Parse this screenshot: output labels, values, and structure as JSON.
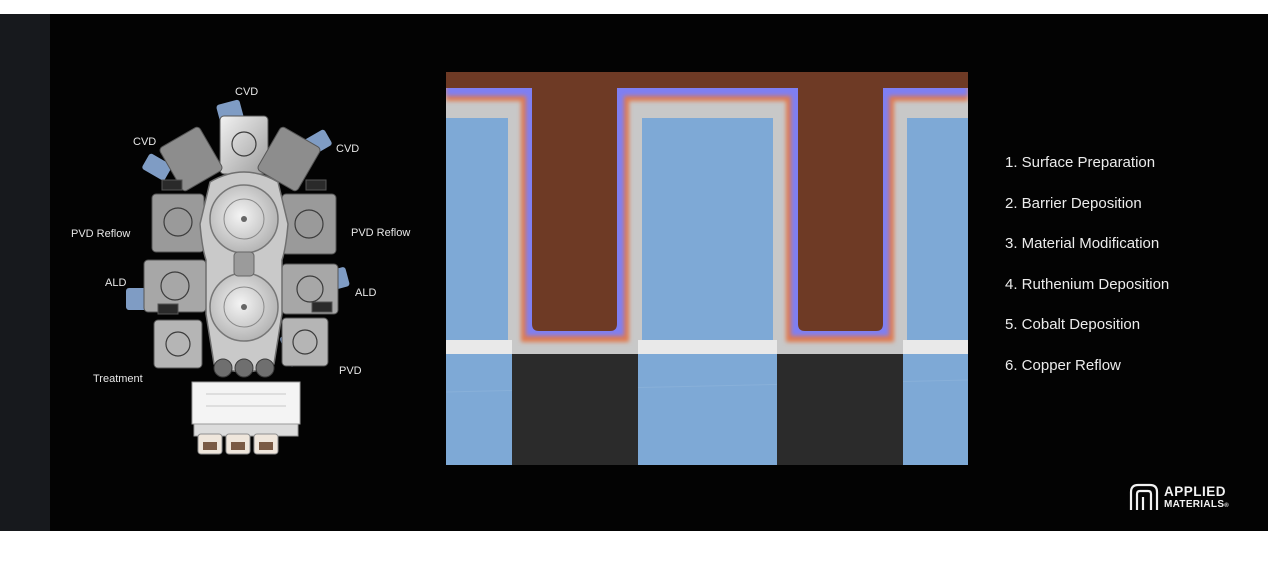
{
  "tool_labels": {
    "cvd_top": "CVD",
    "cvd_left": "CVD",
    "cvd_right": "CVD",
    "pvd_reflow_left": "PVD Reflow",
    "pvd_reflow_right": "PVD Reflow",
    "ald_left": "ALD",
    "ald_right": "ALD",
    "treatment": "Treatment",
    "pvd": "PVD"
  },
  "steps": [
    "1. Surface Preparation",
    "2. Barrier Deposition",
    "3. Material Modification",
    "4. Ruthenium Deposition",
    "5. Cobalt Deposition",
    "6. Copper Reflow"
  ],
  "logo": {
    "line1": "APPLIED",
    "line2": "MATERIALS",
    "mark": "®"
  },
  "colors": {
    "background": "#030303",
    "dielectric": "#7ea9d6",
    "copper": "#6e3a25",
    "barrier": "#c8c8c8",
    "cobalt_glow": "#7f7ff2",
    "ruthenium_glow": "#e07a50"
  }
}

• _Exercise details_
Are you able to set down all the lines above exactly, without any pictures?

• _Output below_
Parse this screenshot: output labels, values, and structure as JSON.
{
  "tool_labels": {
    "cvd_top": "CVD",
    "cvd_left": "CVD",
    "cvd_right": "CVD",
    "pvd_reflow_left": "PVD Reflow",
    "pvd_reflow_right": "PVD Reflow",
    "ald_left": "ALD",
    "ald_right": "ALD",
    "treatment": "Treatment",
    "pvd": "PVD"
  },
  "steps": [
    "1. Surface Preparation",
    "2. Barrier Deposition",
    "3. Material Modification",
    "4. Ruthenium Deposition",
    "5. Cobalt Deposition",
    "6. Copper Reflow"
  ],
  "logo": {
    "line1": "APPLIED",
    "line2": "MATERIALS",
    "mark": "®"
  },
  "colors": {
    "background": "#030303",
    "dielectric": "#7ea9d6",
    "copper": "#6e3a25",
    "barrier": "#c8c8c8",
    "cobalt_glow": "#7f7ff2",
    "ruthenium_glow": "#e07a50"
  }
}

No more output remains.